Service for agencies

Pitfall 5

Little or no focus on actual objectives

Your goal is not to just introduce new software but to enhance the quality of presentations company wide. If the service provider who implements the project with you possesses a core competence only in the delivery and technical integration of the software and then only some user training besides this, then you’re pretty much left alone with achieving the main objective yourself. In practice, this is often the case so you might experience a well-implemented software project and a new tool but nothing more.

Best practice 5

Holistic approach and KPIs

Formulate clear, substantive project goals then break these down into solid, measurable key results which the project team commit to achieving. Ideally, you should establish a long-term process from the outset – tracking key results, half-yearly of annual reviews, deriving measures for further progress, and the presentation of the results and next steps to management. Your service provider should be in the position to manage the project in line with these goals and drive all related aspects of the project forward. They should not consider their job done once the rollout is complete but rather provide support for continuous development of the project across the organization in partnership with you.

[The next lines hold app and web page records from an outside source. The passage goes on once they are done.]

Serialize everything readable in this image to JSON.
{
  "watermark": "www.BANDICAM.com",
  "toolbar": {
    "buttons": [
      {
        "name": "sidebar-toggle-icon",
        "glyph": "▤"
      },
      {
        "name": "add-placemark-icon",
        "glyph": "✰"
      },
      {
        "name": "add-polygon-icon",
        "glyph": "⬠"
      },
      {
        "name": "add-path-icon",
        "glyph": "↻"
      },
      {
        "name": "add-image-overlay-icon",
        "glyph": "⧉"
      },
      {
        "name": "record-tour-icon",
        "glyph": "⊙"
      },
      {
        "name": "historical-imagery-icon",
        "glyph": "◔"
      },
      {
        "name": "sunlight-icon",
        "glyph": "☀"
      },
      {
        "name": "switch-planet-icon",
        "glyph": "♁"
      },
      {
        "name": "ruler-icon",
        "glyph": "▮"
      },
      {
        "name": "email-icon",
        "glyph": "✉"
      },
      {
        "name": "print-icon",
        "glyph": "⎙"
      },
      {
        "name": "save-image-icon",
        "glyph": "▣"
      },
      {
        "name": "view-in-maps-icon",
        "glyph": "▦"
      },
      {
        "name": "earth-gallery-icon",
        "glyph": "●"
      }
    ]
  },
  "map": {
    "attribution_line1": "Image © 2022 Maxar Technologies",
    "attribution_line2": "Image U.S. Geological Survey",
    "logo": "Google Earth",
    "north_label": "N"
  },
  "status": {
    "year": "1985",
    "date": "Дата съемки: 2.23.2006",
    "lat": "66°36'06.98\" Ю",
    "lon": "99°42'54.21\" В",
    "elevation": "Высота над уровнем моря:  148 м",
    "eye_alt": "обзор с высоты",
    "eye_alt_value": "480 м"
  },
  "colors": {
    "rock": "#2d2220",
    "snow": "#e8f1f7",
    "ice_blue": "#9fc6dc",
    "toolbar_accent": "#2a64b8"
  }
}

Goals and KPIs

What impact do these insights have on the selection process for a PowerPoint add-in?

Particularly in larger organizations with widely distributed responsibilities, tasks are often divided up between different departments. For instance, Marketing or Communications would typically select the design agency, whereas IT chooses the right software, and Human Resources might coordinate training. Each department may do a good job in their dedicated area, but unfortunately loses sight of the holistic objectives and shared common goal. What can you do to counteract this issue right from the start?


Don’t relinquish control of your selection

If you are in the Marketing or Communications department, you would of course involve IT and Purchasing when comparing solutions or service providers available. Also, the budget for software licenses would typically be handled by IT. However, handing the entire project to IT would reduce the selection to just software options. There are usually only subtle differences between the functions of leading software solutions and as a rule they tend to offer much more than your users actually need. Therefore, focus on the user-friendliness of the features, especially for basic functions. However, the deciding factor for achieving your objectives is what the service provider offers beyond the software. Make sure enough emphasis is placed on such factors throughout the evaluation and that a decision isn’t made based solely on a functions checklist.


Choose a provider that can reduce the complexity of the project for you

One might be tempted to select a provider who offers a quick and easy project turnaround, or even better, a “plug and play” solution. The reality is ultimately quite different, however, and you have holistic goals you want to achieve. Therefore, make sure your service provider is able to offer consulting and guidance throughout all stages of the entire project.

What do we do different and why?

Since 2009, Strategy Compass has been working with organizations to improve the quality of their presentations company wide, strengthen their brand appearance in PowerPoint and make their overall use of PowerPoint more efficient and productive. Our solutions are used by numerous large and medium-sized businesses internationally, with great success. Many of our customers found their way to us and our holistic approach having had negative experiences with limited, quick-and-dirty approaches in the past. In collaboration with us, they benefit from competent advice and project coordination, the combination of brand design competence and technical expertise, a comprehensive training and communications package – and of course our software, the PowerPoint add-in QuickSlide.

For us, the task doesn’t end with the software rollout. We are, and will remain, a partner for our customers regarding all queries around PowerPoint because we want to achieve a lasting impact for them. This is what sets us apart from our competitors.

Are you interested in our holistic approach and want to sustainably improve your branding in PowerPoint?

Then get in touch with us.